This month, I had the pleasure of interviewing Veronica Singer, a successful business lawyer with Ratcliff and Company in North Vancouver, BC. Veronica was also the guest speaker at our March 29th Woman of Insight Event (where she moved the audience to tears and a standing ovation)
1. What made you stop and re-evaluate your life?
After I had my twins and I realized that I wasn’t going to have any more children, and that this was my life. Even though I had everything one was supposed to have (an excellent job, beautiful kids, good husband, house, cars etc. etc.) I realized that I wasn’t happy and that this was not the life I wanted. I didn’t know what I wanted at the time, I just knew that was not it – my life was not true to me.
2. What steps did you take to transform your life?
I transformed my life quite systematically, starting with what was easiest. I was not happy with the way I looked, I had gained weight and was not in good shape. So that was step one: diet and exercise. I lost quite a bit of weight fairly quickly, started running, and have now made exercise a daily part of my life. From there I looked at my spiritual life – I started meditating and practicing mindfulness – which I still do to this day. The next step was the job. Again, I didn’t know what I wanted, but did know what I didn’t want, so I started applying for whatever opportunities came along. Unbeknownst to me at the time, Ratcliff was a large and excellent firm doing meaningful work, all in essentially my backyard.
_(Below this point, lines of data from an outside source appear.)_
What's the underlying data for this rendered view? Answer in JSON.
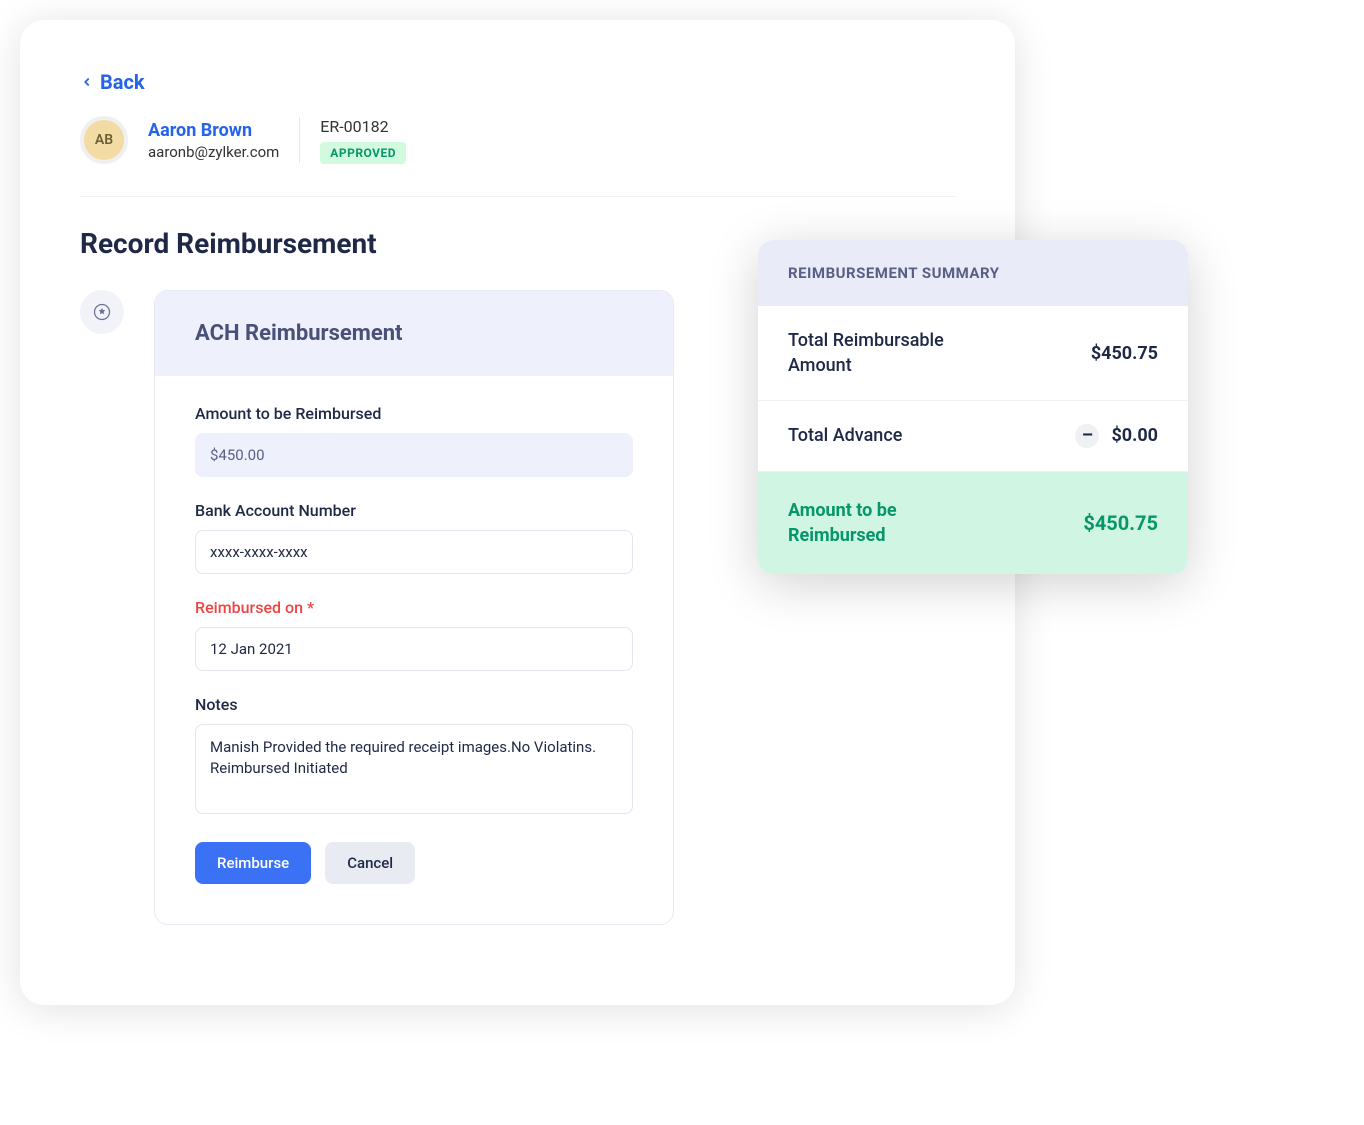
{
  "header": {
    "back_label": "Back"
  },
  "user": {
    "initials": "AB",
    "name": "Aaron Brown",
    "email": "aaronb@zylker.com",
    "ref_id": "ER-00182",
    "status": "APPROVED"
  },
  "page": {
    "title": "Record Reimbursement"
  },
  "form": {
    "title": "ACH Reimbursement",
    "amount_label": "Amount to be Reimbursed",
    "amount_value": "$450.00",
    "bank_label": "Bank Account Number",
    "bank_value": "xxxx-xxxx-xxxx",
    "date_label": "Reimbursed on",
    "date_value": "12 Jan 2021",
    "notes_label": "Notes",
    "notes_value": "Manish Provided the required receipt images.No Violatins. Reimbursed Initiated",
    "reimburse_btn": "Reimburse",
    "cancel_btn": "Cancel"
  },
  "summary": {
    "title": "REIMBURSEMENT SUMMARY",
    "total_reimbursable_label": "Total Reimbursable Amount",
    "total_reimbursable_value": "$450.75",
    "total_advance_label": "Total Advance",
    "total_advance_value": "$0.00",
    "amount_label": "Amount to be Reimbursed",
    "amount_value": "$450.75"
  }
}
I went from practicing what I called soul-less work to working in an environment where social justice is a concern, where the client’s motives are not primarily profit, but include long term community sustainability. This all tied in with the Buddhist teachings I was studying, and I found myself engaged in “right livelihood.” The final and most difficult step involved personal/family aspects – I realized that I was gay, and could not pretend to be happy in a life that wasn’t true any more. There was very much discussion, deliberation, thought, heartbreak, pain, and tears involved when 3 children and a very decent man are involved. But it has worked out, and I hope that modelling an authentic life (that may not look like that of their peers) is the lesson my kids will keep with them as they navigate their own lives.
3. How has your work changed on a day-to-day scale since you transformed your life?
Everything has changed. As my first meditation teacher told me, “If you stick with this practice, it will transform your life.” Living mindfully and with purpose affects every interaction I have, and every task I undertake.
4. How did this make you a better lawyer and business person for your clients? Did they notice a change?
I can’t speak to whether the clients noticed a change, but I have improved as a lawyer and business person by becoming: a better listener, more compassionate, less judgmental, a more focused worker, a person who can now find ways to engage with others on any level (which certainly enhances the lawyer-client relationship). I’m a more open and dynamic person who is willing to take risks and step outside her comfort zone.
5. How do you measure success now?
Is every single interaction I have with another person a positive one? Have I kept my word? Are my words, thoughts and actions consistent with my values? And if not – have I fixed it?